Element data from apps and pages
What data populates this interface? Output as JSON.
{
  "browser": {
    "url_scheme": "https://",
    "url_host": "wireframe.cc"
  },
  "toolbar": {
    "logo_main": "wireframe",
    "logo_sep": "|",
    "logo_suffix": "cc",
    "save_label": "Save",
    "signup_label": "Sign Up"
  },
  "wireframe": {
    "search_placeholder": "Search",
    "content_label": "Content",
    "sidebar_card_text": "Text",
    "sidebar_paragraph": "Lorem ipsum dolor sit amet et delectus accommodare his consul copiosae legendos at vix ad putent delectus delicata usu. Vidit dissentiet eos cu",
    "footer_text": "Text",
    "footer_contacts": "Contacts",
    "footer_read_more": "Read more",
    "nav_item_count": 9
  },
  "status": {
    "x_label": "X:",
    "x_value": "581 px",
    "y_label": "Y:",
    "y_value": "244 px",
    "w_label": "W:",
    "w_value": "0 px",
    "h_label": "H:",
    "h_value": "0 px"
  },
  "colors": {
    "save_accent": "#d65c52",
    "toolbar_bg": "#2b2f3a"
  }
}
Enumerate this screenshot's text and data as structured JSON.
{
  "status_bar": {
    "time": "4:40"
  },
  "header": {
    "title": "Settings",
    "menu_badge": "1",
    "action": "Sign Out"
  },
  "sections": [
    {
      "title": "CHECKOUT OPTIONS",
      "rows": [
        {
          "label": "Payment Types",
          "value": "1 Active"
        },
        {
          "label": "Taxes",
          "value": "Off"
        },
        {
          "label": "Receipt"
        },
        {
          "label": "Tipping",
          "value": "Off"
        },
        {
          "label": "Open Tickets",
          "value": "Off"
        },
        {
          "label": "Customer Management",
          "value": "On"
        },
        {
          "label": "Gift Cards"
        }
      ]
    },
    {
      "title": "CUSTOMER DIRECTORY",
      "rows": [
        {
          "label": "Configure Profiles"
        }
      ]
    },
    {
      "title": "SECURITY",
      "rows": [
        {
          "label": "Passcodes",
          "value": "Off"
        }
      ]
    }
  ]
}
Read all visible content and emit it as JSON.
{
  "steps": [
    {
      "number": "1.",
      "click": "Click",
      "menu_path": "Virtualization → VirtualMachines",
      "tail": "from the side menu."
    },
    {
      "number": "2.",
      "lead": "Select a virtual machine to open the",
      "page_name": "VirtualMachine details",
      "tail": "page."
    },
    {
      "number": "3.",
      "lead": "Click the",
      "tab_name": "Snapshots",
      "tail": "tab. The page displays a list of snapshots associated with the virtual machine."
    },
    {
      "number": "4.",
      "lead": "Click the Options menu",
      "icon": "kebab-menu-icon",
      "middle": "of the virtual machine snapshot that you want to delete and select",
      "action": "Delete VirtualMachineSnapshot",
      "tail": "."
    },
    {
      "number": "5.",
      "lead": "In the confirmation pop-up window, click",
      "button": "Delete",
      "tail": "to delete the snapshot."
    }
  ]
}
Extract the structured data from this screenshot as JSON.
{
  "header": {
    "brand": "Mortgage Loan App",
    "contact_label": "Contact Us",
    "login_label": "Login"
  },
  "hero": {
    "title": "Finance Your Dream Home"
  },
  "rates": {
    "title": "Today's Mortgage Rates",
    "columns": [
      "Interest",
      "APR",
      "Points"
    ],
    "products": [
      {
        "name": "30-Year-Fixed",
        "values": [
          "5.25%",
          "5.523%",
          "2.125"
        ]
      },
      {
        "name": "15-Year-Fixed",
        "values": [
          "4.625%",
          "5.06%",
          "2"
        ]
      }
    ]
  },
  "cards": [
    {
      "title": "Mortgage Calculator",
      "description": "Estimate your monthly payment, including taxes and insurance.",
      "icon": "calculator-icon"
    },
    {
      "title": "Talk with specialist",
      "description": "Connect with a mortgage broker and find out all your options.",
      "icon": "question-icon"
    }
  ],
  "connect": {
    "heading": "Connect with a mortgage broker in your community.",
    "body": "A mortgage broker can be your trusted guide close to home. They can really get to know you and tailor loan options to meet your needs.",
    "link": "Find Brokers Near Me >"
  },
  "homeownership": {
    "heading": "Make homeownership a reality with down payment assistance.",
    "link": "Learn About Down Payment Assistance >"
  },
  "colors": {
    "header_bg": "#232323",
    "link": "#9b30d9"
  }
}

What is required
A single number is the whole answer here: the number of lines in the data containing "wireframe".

Your response
3